On the eve of publishing his first play, multi-hyphenate creator Quentin Lee talked to CHOPSO about writing and getting his debut play Caliban’s Offspring to the world as a book, sold exclusively on Amazon.com.
I know you more as a producer and director, and screenwriter… tell us why you decided to write a play?
QL: Before I became a filmmaker, in high school, back in the 80s, I started off as a playwright and director. I wrote, directed and produced three plays in high school. In college at Berkeley, I wrote two plays, one was titled Between Sisters that I produced first at the Montreal Fringe Festival and then later at Yale the Heritage Theater Ensemble, a Black theater troop, produced it in 1993. Caliban’s Offspring was actually my Special Project thesis I wrote in my last year at Berkeley with late professor Alfred Arteaga, who was a poet and a Shakespeare scholar. Even though I was already writing an Honors English thesis, I really wanted to write something creative before graduating and hence I decided to write a new Shakespearean play in iambic pentameter based on the characters of Shakespeare’s The Tempest, especially Caliban whom I identified with.
I still don’t hear why you suddenly decided to write a Shakespeare play? Is it a full-length play?
QL: Sorry as it has been like over 30 years… LOL! At Berkeley I took an Upper Division Seminar with the late Janet Adelman, a feminist Shakespeare scholar who inspired me to look at Shakespeare from a feminist and post-colonial perspective. “Is Shakespeare sexist?” asked Janet. “Yes. But why do we study him? Because if there were one man who bashed women the best out of his generation, it was William Shakespeare.” Totally inspired by Janet, I wanted to rewrite The Tempest from Caliban’s point-of-view, and enlisted Alfred Artega, who was a post-colonial Shakespeare scholar and poet, to supervise me on this creative endeavor. Yes, Caliban’s Offspring is a full-length Shakespearean play in five acts.
Tell us more about Caliban, who has inspired you to write Caliban’s Offspring?
QL: Caliban was seen as a villain in The Tempest for a long time, very much like Edmund, the “bastard” child in King Lear. It wasn’t until postcolonial criticism started by Edward Said’s Orientalism in the 70s that people started to critique Prospero as the colonialist and Caliban as the subject of resistance. Of course, coming into The Tempest centuries later as a young BIPOC person in America, you really couldn’t not identify with Caliban, whether you’re Indigenous or a person of color. Caliban represents the strives of Indigenous people in North America and also colonized people in India, the Philippines and even Hong Kong, the former British colony where I was born grew up. I was fascinated by Mamillius who died in The Winter’s Tale so I decided to bring him back as Caliban’s offspring, the titular character, and also turning Mamillius into a queer intersex child that challenges the gender and sexual politics of Prospero’s world.
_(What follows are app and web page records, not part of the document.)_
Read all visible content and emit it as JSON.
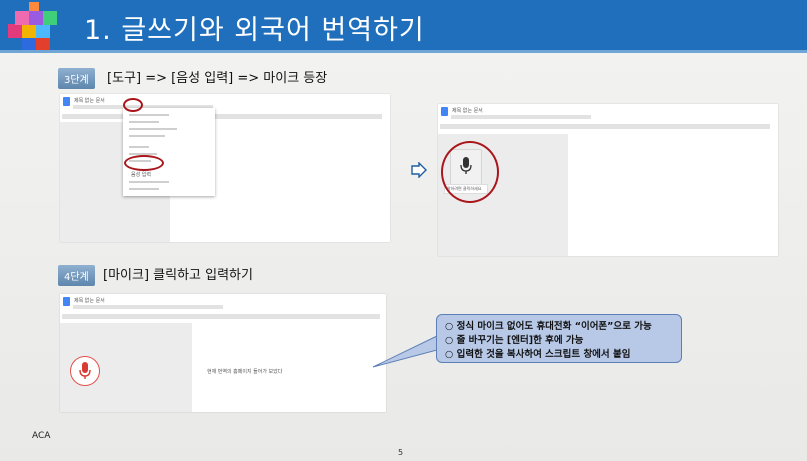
{
  "title": {
    "text": "1. 글쓰기와 외국어 번역하기"
  },
  "step3": {
    "badge": "3단계",
    "instruction": "[도구] => [음성 입력] => 마이크 등장",
    "doc_name": "제목 없는 문서",
    "menu_items_highlight": "음성 입력",
    "mic_tooltip": "말하려면 클릭하세요"
  },
  "step4": {
    "badge": "4단계",
    "instruction": "[마이크] 클릭하고 입력하기",
    "doc_name": "제목 없는 문서",
    "typed_text": "현재 번역의 홈페이지 들어가 보았다"
  },
  "callout": {
    "items": [
      "○ 정식 마이크 없어도 휴대전화 “이어폰”으로 가능",
      "○ 줄 바꾸기는 [엔터]한 후에 가능",
      "○ 입력한 것을 복사하여 스크립트 창에서 붙임"
    ]
  },
  "footer": {
    "left": "ACA",
    "page": "5"
  },
  "colors": {
    "title_bar": "#1f6fbd",
    "accent_red": "#a8161b",
    "callout_bg": "#b8c9e8"
  },
  "icons": [
    "cube-logo-icon",
    "google-docs-icon",
    "microphone-icon",
    "right-arrow-icon"
  ]
}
Having been a queer API person of color in North America from late 80s to now, I’ve really seen the evolution of critique and discourse against canonical literature and the explosion of culture of our own in a very Virginia Woolf way. Just recently, it wasn’t until five decades later, after her death, that Sacheen Littlefeather’s critique of Hollywood gained mainstream approval.
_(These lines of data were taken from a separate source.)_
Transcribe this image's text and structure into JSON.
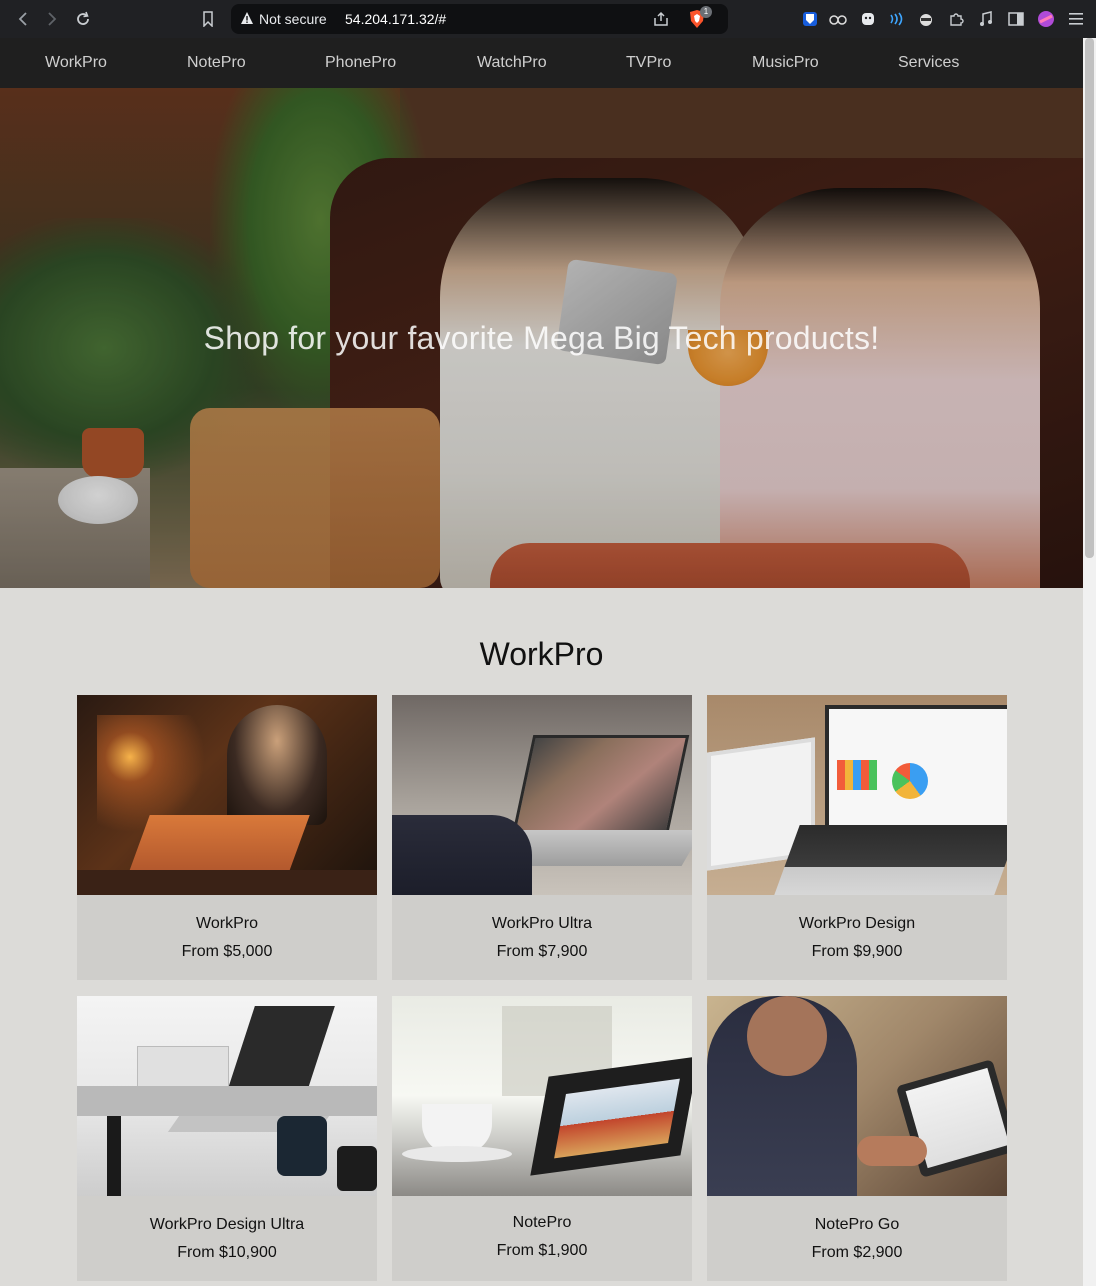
{
  "browser": {
    "security_label": "Not secure",
    "url": "54.204.171.32/#",
    "shields_count": "1"
  },
  "nav": {
    "items": [
      "WorkPro",
      "NotePro",
      "PhonePro",
      "WatchPro",
      "TVPro",
      "MusicPro",
      "Services"
    ]
  },
  "hero": {
    "headline": "Shop for your favorite Mega Big Tech products!"
  },
  "section": {
    "title": "WorkPro",
    "products": [
      {
        "name": "WorkPro",
        "price": "From $5,000"
      },
      {
        "name": "WorkPro Ultra",
        "price": "From $7,900"
      },
      {
        "name": "WorkPro Design",
        "price": "From $9,900"
      },
      {
        "name": "WorkPro Design Ultra",
        "price": "From $10,900"
      },
      {
        "name": "NotePro",
        "price": "From $1,900"
      },
      {
        "name": "NotePro Go",
        "price": "From $2,900"
      }
    ]
  },
  "colors": {
    "nav_bg": "#1f1f1f",
    "page_bg": "#dcdbd8",
    "card_bg": "#cfcecb",
    "chrome_bg": "#202124"
  }
}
How come it took you so long to decide to publish the play?
Honestly, about a couple months ago, I randomly wondered what happened to Professor Arteaga and started Googling him… finding out that he passed away in 2008. And I remembered I wrote this Shakespearean play under his tutelage, graduated and never thought much about it. I dug it up from an old Microsoft Word file from 1992 that I needed to use TextEdit to open. I couldn’t remember much about it so I read it and was shocked to realize how relevant it was now…. not just in regards to current racial and postcolonial issues but also current queer and gender politics. I started rewriting and editing it, and decided to publish it in its original form. As an independent filmmaker, I am so over the submission process to major publishers. If I can make an indie film from scratch, why can’t I publish a book myself. I have faith that good content will be discovered in this digital age.
I agree with you that the internet has radicalized our way of disseminating and consuming content… and I’m personally frustrated with the old school publishing world.
Exactly, whether it’s Hollywood or the old school publishing system, the internet has really given it for a run for their money… or audience. I don’t think there is a better time to be an indie filmmaker or a self-publishing writer now. I learned that from Simon Tam, founder of The Slants, who started his own publisher to publish Slanted: How an Asian American Troublemaker Took on Supreme Court. In fact, he also published my first novel The Secret Diary of Edward Ng. So I’m following suit to publish Caliban’s Offspring which I still believe is a bit over the head of traditional publishers or theater production companies. I love reading Shakespeare plays; and hence there has to be an audience / readership for Caliban’s Offspring, which is a play I also enjoy reading.